The bottom line for the North Koreans, regardless of what they do, is that they still want to be sure of getting 240,000 tons of food aid that the U.S. promised in the same talks — not rice for the North’s 1.1 million troops but biscuits and soy sauce and the like for pregnant women, and kids below the age of five.
How are the North Koreans going to get the U.S. to begin shipping in all that food, at the rate of 20,000 tons a month over the course of a year, if they’ve just fired a long-range missile that’s capable in theory of carrying not merely a dummy satellite but a weapon of mass destruction, nuclear, biological or chemical, as far as the U.S. west coast? And would they still have a chance if they happened to follow up the missile-cum-satellite launch with a third underground nuclear test — just as they did in May 2009 the month after their last missile launch?
Sure, no problem. For starters, the North Koreans can make a show of inviting in inspectors from the International Atomic Energy Agency to sniff around their main nuclear complex at Yongbyon, 60 miles north of Pyongyang.
The North Koreans kicked them all out, for the second time, three years ago before their last round of long-range-missile-and-nuclear tests, but there’s no harm in having them back if that’s what it takes to appease foreign critics. They won’t go near the sites for launching missiles and testing nukes — they’re nowhere near Yongbyon.
As for getting all that food, the next step would be, fine, let’s all return to the six-party talks, last held in Beijing in December 2008, including the U.S., Japan and Russia plus the two Koreas.
Eventually, the talks would end in another statement, another agreement, and the shipments would begin.
Only this time, the North Koreans might bargain for the kind of food they want the most — fodder for the troops, not baby food for little kids.

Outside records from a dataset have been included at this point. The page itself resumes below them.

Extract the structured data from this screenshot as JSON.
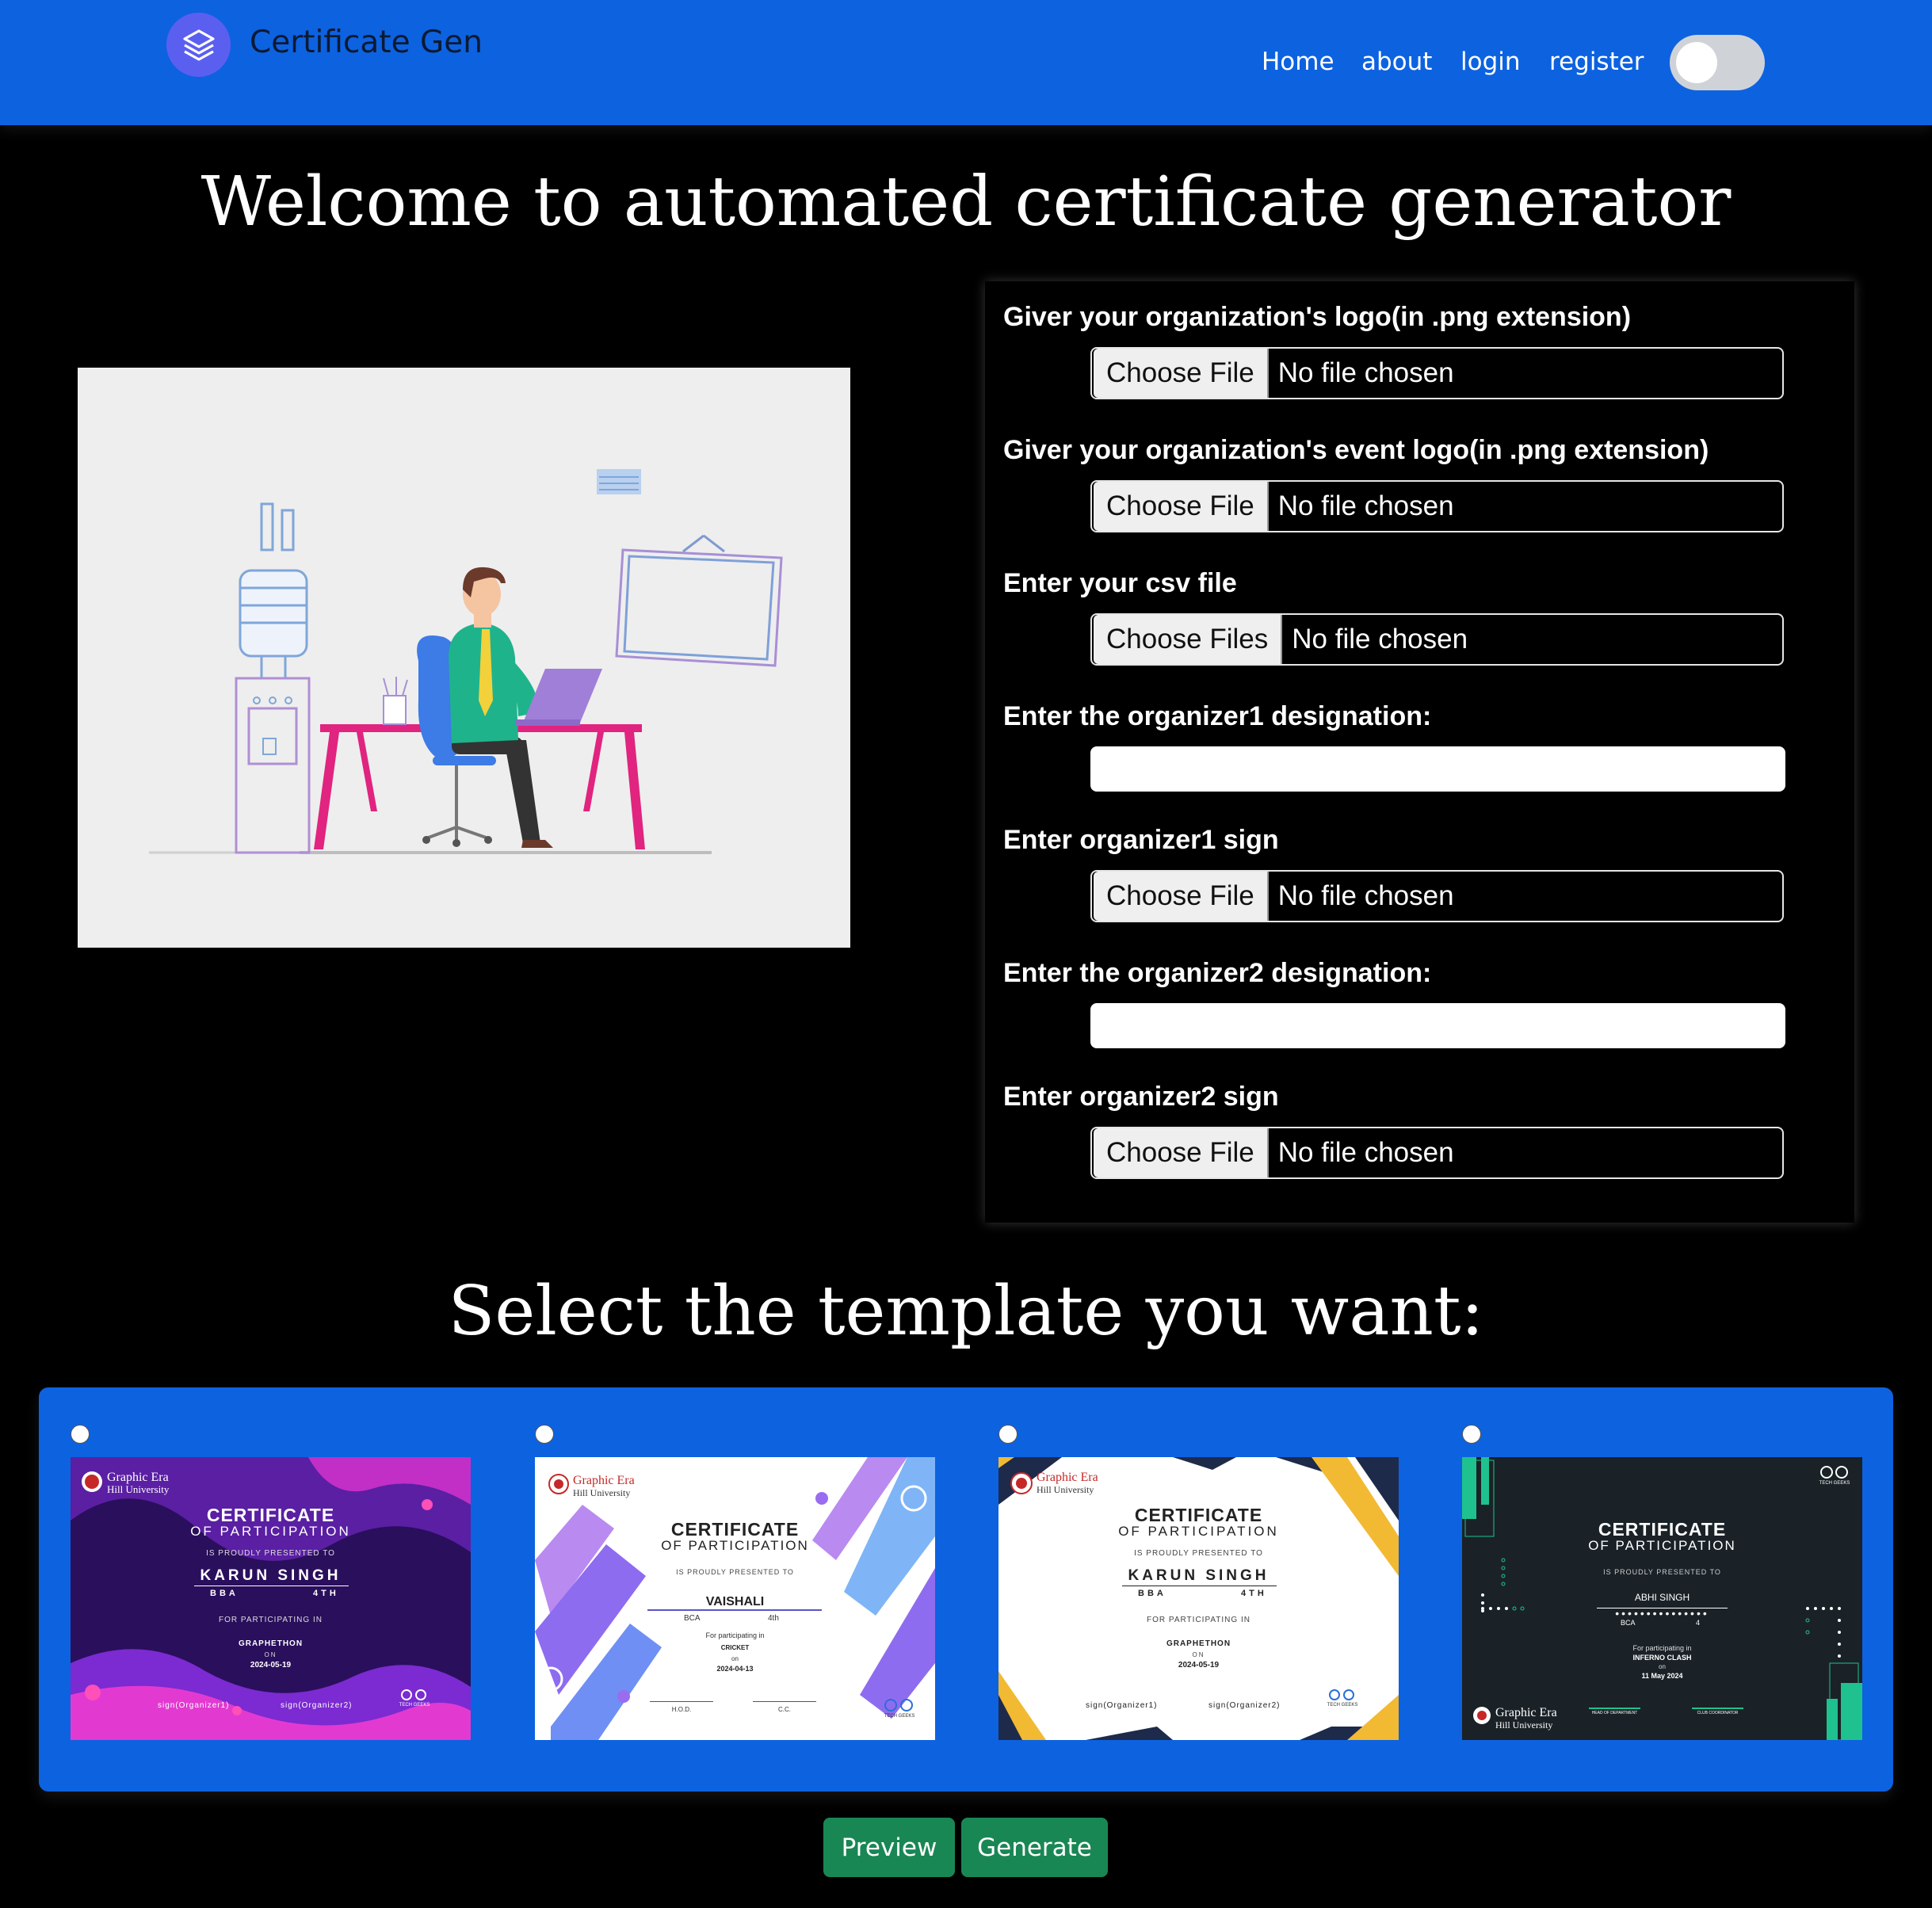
{
  "navbar": {
    "brand": "Certificate Gen",
    "brand_icon": "stack-layers-icon",
    "links": [
      "Home",
      "about",
      "login",
      "register"
    ],
    "theme_toggle_on": false
  },
  "main": {
    "title": "Welcome to automated certificate generator",
    "templates_title": "Select the template you want:"
  },
  "form": {
    "org_logo_label": "Giver your organization's logo(in .png extension)",
    "event_logo_label": "Giver your organization's event logo(in .png extension)",
    "csv_label": "Enter your csv file",
    "org1_designation_label": "Enter the organizer1 designation:",
    "org1_sign_label": "Enter organizer1 sign",
    "org2_designation_label": "Enter the organizer2 designation:",
    "org2_sign_label": "Enter organizer2 sign",
    "choose_file": "Choose File",
    "choose_files": "Choose Files",
    "no_file": "No file chosen",
    "org1_designation_value": "",
    "org2_designation_value": ""
  },
  "templates": {
    "selected": null,
    "common": {
      "heading": "CERTIFICATE",
      "subheading": "OF PARTICIPATION",
      "presented": "IS PROUDLY PRESENTED TO",
      "university_line1": "Graphic Era",
      "university_line2": "Hill University",
      "tech_geeks": "TECH GEEKS"
    },
    "t1": {
      "name": "KARUN SINGH",
      "course": "BBA",
      "year": "4TH",
      "for_text": "FOR PARTICIPATING IN",
      "event": "GRAPHETHON",
      "on": "ON",
      "date": "2024-05-19",
      "sign1": "sign(Organizer1)",
      "sign2": "sign(Organizer2)"
    },
    "t2": {
      "name": "VAISHALI",
      "course": "BCA",
      "year": "4th",
      "for_text": "For participating in",
      "event": "CRICKET",
      "on": "on",
      "date": "2024-04-13",
      "sign1": "H.O.D.",
      "sign2": "C.C."
    },
    "t3": {
      "name": "KARUN SINGH",
      "course": "BBA",
      "year": "4TH",
      "for_text": "FOR PARTICIPATING IN",
      "event": "GRAPHETHON",
      "on": "ON",
      "date": "2024-05-19",
      "sign1": "sign(Organizer1)",
      "sign2": "sign(Organizer2)"
    },
    "t4": {
      "name": "ABHI SINGH",
      "course": "BCA",
      "year": "4",
      "for_text": "For participating in",
      "event": "INFERNO CLASH",
      "on": "on",
      "date": "11 May 2024",
      "sign1": "HEAD OF DEPARTMENT",
      "sign2": "CLUB COORDINATOR"
    }
  },
  "actions": {
    "preview": "Preview",
    "generate": "Generate"
  },
  "colors": {
    "navbar": "#0d62e0",
    "brand_icon": "#5b5ff0",
    "button": "#198754",
    "background": "#000000"
  }
}
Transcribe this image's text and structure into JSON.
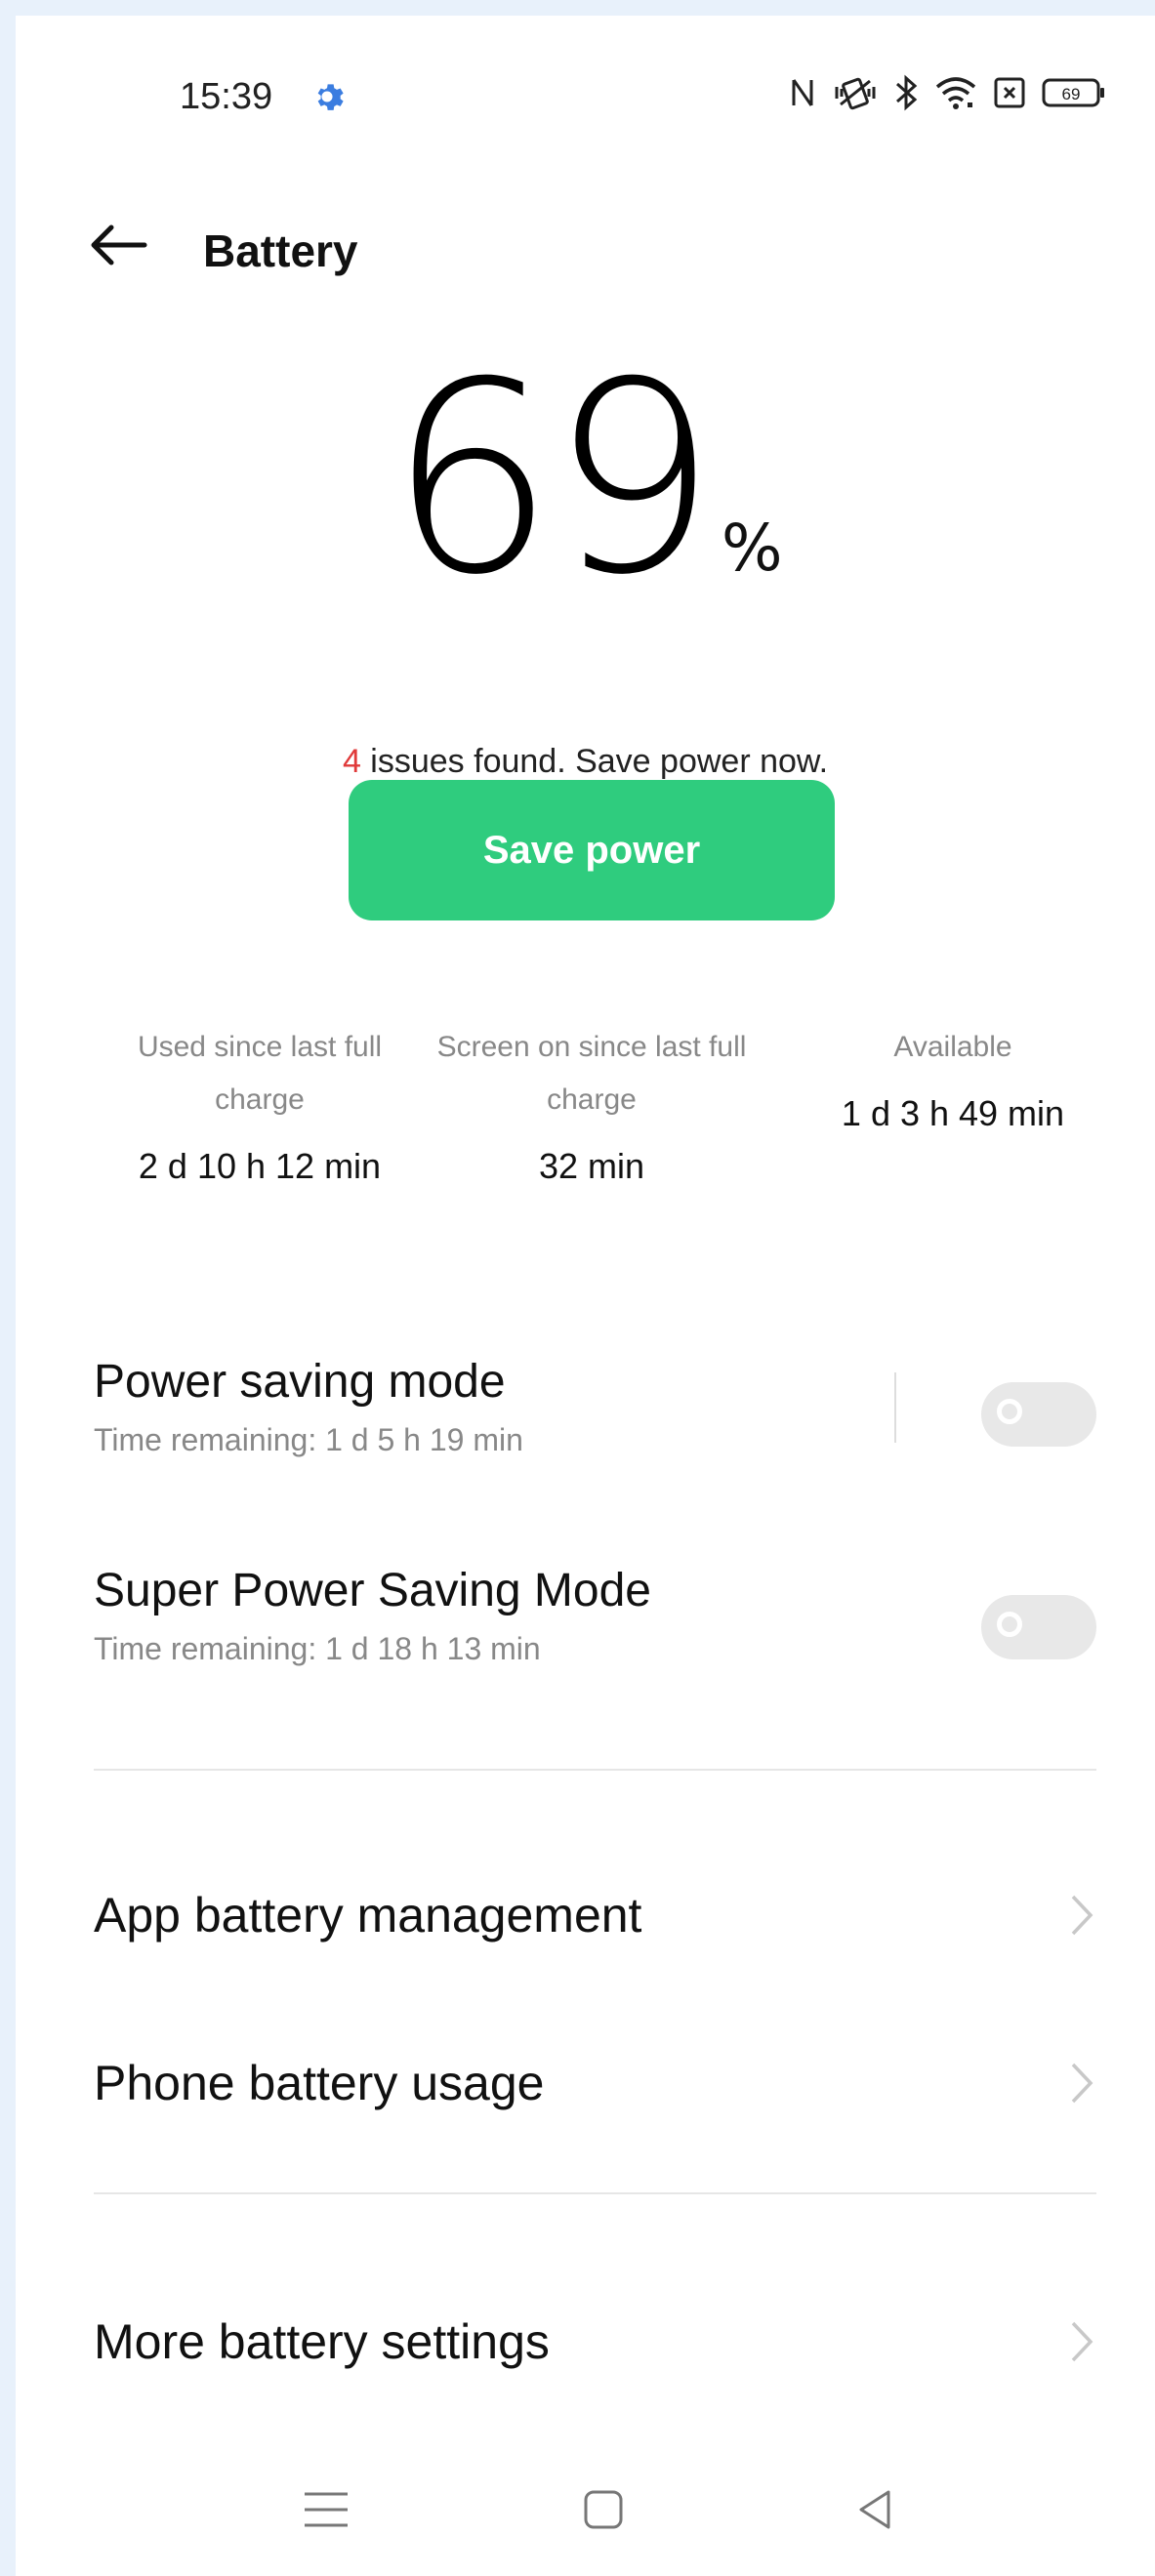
{
  "status_bar": {
    "time": "15:39",
    "battery_level": "69",
    "icons": [
      "settings-gear-icon",
      "nfc-icon",
      "vibrate-icon",
      "bluetooth-icon",
      "wifi-icon",
      "close-box-icon",
      "battery-icon"
    ]
  },
  "header": {
    "title": "Battery"
  },
  "battery": {
    "percent": "69",
    "percent_sign": "%",
    "issue_count": "4",
    "issues_text": " issues found. Save power now.",
    "save_button_label": "Save power"
  },
  "stats": [
    {
      "label": "Used since last full charge",
      "value": "2 d 10 h 12 min"
    },
    {
      "label": "Screen on since last full charge",
      "value": "32 min"
    },
    {
      "label": "Available",
      "value": "1 d 3 h 49 min"
    }
  ],
  "modes": [
    {
      "title": "Power saving mode",
      "subtitle": "Time remaining:  1 d 5 h 19 min",
      "enabled": false
    },
    {
      "title": "Super Power Saving Mode",
      "subtitle": "Time remaining:  1 d 18 h 13 min",
      "enabled": false
    }
  ],
  "menu": {
    "app_battery_management": "App battery management",
    "phone_battery_usage": "Phone battery usage",
    "more_battery_settings": "More battery settings"
  },
  "colors": {
    "accent_green": "#2fcc7e",
    "issue_red": "#e03a3a",
    "gear_blue": "#3b7de0"
  }
}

That might be a hard bargain, but the North’s got a little time on its side.
Americans and South Koreans are both electing new presidents later this year, and new governments in Washington and Seoul may want to forgive and forget — that is, until the next crisis and the next cycle of talking and testing.